This pale ale is made with a blend of sorghum, demerara sugar and pear juice was the first gluten-free beer made in Ontario!
Available at the LCBO in 6-packs for $13.50 or in 473 mL cans for $2.95 each.
Snowman Gluten-Free beer was brewed for gluten-intolerants who actually like beer, as opposed to a drink to have instead of beer. They have experiemented with a number of gluten-free grains to produce a brown ale, a pilsner, American pale ale, and a British-style amber. This beer is nearly impossible to find in Toronto, though I have spotted it on occasion at the Rhino.
Looking for other ways to get tipsy without getting sick? Stick to distilled spirits or wine. Remember to double-check your labels and don’t be afraid to call the manufacturer if you have any questions.
I think I mention my love and fondness for pizza in every post, so maybe you’re starting to get an idea of how much I miss my favourite pies. Enter: TasteAway.com, a sister site of Teambuy.ca. TasteAway is the latest online pick-up and delivery ordering platform to launch with a selection of over 150 restaurants in Toronto and the GTA. Their goal is to provide a more visual marketplace for customers to “eat with their eyes”.
Similar to the other online delivery ordering services, TasteAway.com offers a selection of restaurants based on your delivery address. You can browse through menus and popular dished from local restaurants, order directly from the website, and pay online by credit card or with cash on delivery of your order.
Ordering gluten-free foods online is generally fairly easy when you have a large selection. I lean towards thai or vietnamese dishes because they tend to be rice-based.
While the online food delivery companies generally have the same or at least the same types of restaurants, there is very little room to stand out. So what makes TasteAway stand out to me?
Two words: Magic Oven.
Magic Oven is a Toronto-based family-run chain of restaurants offering pizzas, pastas, and sandwiches. Their healthy pizzas can also be made to accommodate a large range of dietary concerns by offering organic spelt or gluten-free rice flour crusts and vegan or lactose-free cheese, and organic meats. With over 6 fully licensed locations in Toronto, there are lots of opportunities to treat your gluten-starved brain and body with a healthy pizza!
A few months ago, I treated a fellow gluten-free girlfriend to a special night in with her favourite wine and a gluten-free rice flour crust pizza to try out the TasteAway delivery service. Our verdict: delicious, gluten-free pizza delivered hot in no time! And a new favourite restaurant for us to indulge our carb cravings!
When deciding to change to a gluten-free diet, it’s important to know which foods to avoid and what to add to your diet.
Here is a handy video that helped me when I started out:

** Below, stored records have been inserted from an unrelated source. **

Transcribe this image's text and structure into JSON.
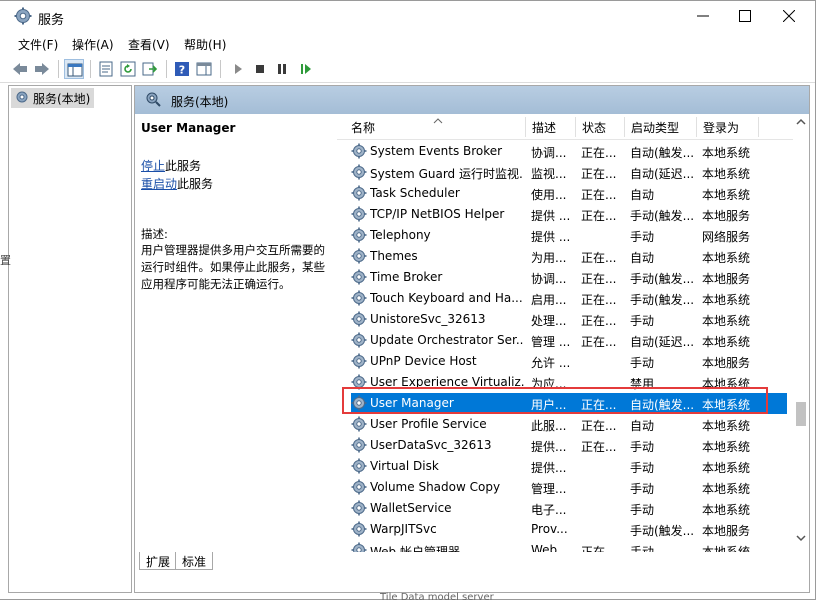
{
  "window": {
    "title": "服务",
    "minimize_symbol": "—",
    "maximize_symbol": "☐",
    "close_symbol": "✕"
  },
  "menu": {
    "items": [
      "文件(F)",
      "操作(A)",
      "查看(V)",
      "帮助(H)"
    ]
  },
  "toolbar": {
    "icons": [
      "back-arrow-icon",
      "forward-arrow-icon",
      "console-tree-icon",
      "properties-icon",
      "refresh-icon",
      "export-list-icon",
      "help-icon",
      "show-hide-action-pane-icon",
      "start-service-icon",
      "stop-service-icon",
      "pause-service-icon",
      "restart-service-icon"
    ]
  },
  "tree": {
    "root_label": "服务(本地)"
  },
  "panel": {
    "header_title": "服务(本地)",
    "selected_name": "User Manager",
    "stop_link": "停止",
    "stop_suffix": "此服务",
    "restart_link": "重启动",
    "restart_suffix": "此服务",
    "desc_label": "描述:",
    "description": "用户管理器提供多用户交互所需要的运行时组件。如果停止此服务，某些应用程序可能无法正确运行。"
  },
  "table": {
    "columns": [
      "名称",
      "描述",
      "状态",
      "启动类型",
      "登录为"
    ],
    "sort_indicator": "^",
    "rows": [
      {
        "name": "System Events Broker",
        "desc": "协调...",
        "status": "正在...",
        "startup": "自动(触发...",
        "logon": "本地系统"
      },
      {
        "name": "System Guard 运行时监视...",
        "desc": "监视...",
        "status": "正在...",
        "startup": "自动(延迟...",
        "logon": "本地系统"
      },
      {
        "name": "Task Scheduler",
        "desc": "使用...",
        "status": "正在...",
        "startup": "自动",
        "logon": "本地系统"
      },
      {
        "name": "TCP/IP NetBIOS Helper",
        "desc": "提供 ...",
        "status": "正在...",
        "startup": "手动(触发...",
        "logon": "本地服务"
      },
      {
        "name": "Telephony",
        "desc": "提供 ...",
        "status": "",
        "startup": "手动",
        "logon": "网络服务"
      },
      {
        "name": "Themes",
        "desc": "为用...",
        "status": "正在...",
        "startup": "自动",
        "logon": "本地系统"
      },
      {
        "name": "Time Broker",
        "desc": "协调...",
        "status": "正在...",
        "startup": "手动(触发...",
        "logon": "本地服务"
      },
      {
        "name": "Touch Keyboard and Ha...",
        "desc": "启用...",
        "status": "正在...",
        "startup": "手动(触发...",
        "logon": "本地系统"
      },
      {
        "name": "UnistoreSvc_32613",
        "desc": "处理...",
        "status": "正在...",
        "startup": "手动",
        "logon": "本地系统"
      },
      {
        "name": "Update Orchestrator Ser...",
        "desc": "管理 ...",
        "status": "正在...",
        "startup": "自动(延迟...",
        "logon": "本地系统"
      },
      {
        "name": "UPnP Device Host",
        "desc": "允许 ...",
        "status": "",
        "startup": "手动",
        "logon": "本地服务"
      },
      {
        "name": "User Experience Virtualiz...",
        "desc": "为应...",
        "status": "",
        "startup": "禁用",
        "logon": "本地系统"
      },
      {
        "name": "User Manager",
        "desc": "用户...",
        "status": "正在...",
        "startup": "自动(触发...",
        "logon": "本地系统"
      },
      {
        "name": "User Profile Service",
        "desc": "此服...",
        "status": "正在...",
        "startup": "自动",
        "logon": "本地系统"
      },
      {
        "name": "UserDataSvc_32613",
        "desc": "提供...",
        "status": "正在...",
        "startup": "手动",
        "logon": "本地系统"
      },
      {
        "name": "Virtual Disk",
        "desc": "提供...",
        "status": "",
        "startup": "手动",
        "logon": "本地系统"
      },
      {
        "name": "Volume Shadow Copy",
        "desc": "管理...",
        "status": "",
        "startup": "手动",
        "logon": "本地系统"
      },
      {
        "name": "WalletService",
        "desc": "电子...",
        "status": "",
        "startup": "手动",
        "logon": "本地系统"
      },
      {
        "name": "WarpJITSvc",
        "desc": "Prov...",
        "status": "",
        "startup": "手动(触发...",
        "logon": "本地服务"
      },
      {
        "name": "Web 帐户管理器",
        "desc": "Web...",
        "status": "正在...",
        "startup": "手动",
        "logon": "本地系统"
      }
    ],
    "selected_index": 12
  },
  "tabs": [
    "扩展",
    "标准"
  ],
  "fragments": {
    "bottom": "Tile Data model server",
    "left": "置"
  },
  "colors": {
    "selection": "#0078d7",
    "header_band": "#a8c0d8",
    "link": "#1a4fa8",
    "highlight_box": "#e43b3b"
  }
}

One question almost everyone asks when they find out about my new “eating challenge” – that’s what I like to call it – is “what is eating gluten-free?” And to be honest, I wasn’t 100% sure what I could and couldn’t be eating when I started out save for the pastas, breads, and doughs (all of my favourite things).
So what is safe to eat? Here is a list of things to absolutely avoid:
- Barley (malt, malt flavoring and malt vinegar are usually made from barley)
- Triticale (a cross between wheat and rye)
- Wheat products, including:
- Durum flour
- Graham flour
- Spelt* – this one depends on who you ask. I know lots of gluten-intolerants who eat this, so I eat it occasionally. I don’t seem to react to it like I react to wheat now, so I think it’s safe for me.
Then there are the things that are suggested to avoid, or at least check the ingredients:
- Baked goods including breads, cakes, pies, cookies, crackers
- French fries
- Gravies, salad dressings, sauces (including soy sauce)
- Imitation meat or seafood
- Soups and soup bases
- Oats* – also a tricky one based on some cross-contamination
It’s certainly a long list, and one positive thing about this challenge has been a better awareness of what I am eating and what goes into my food.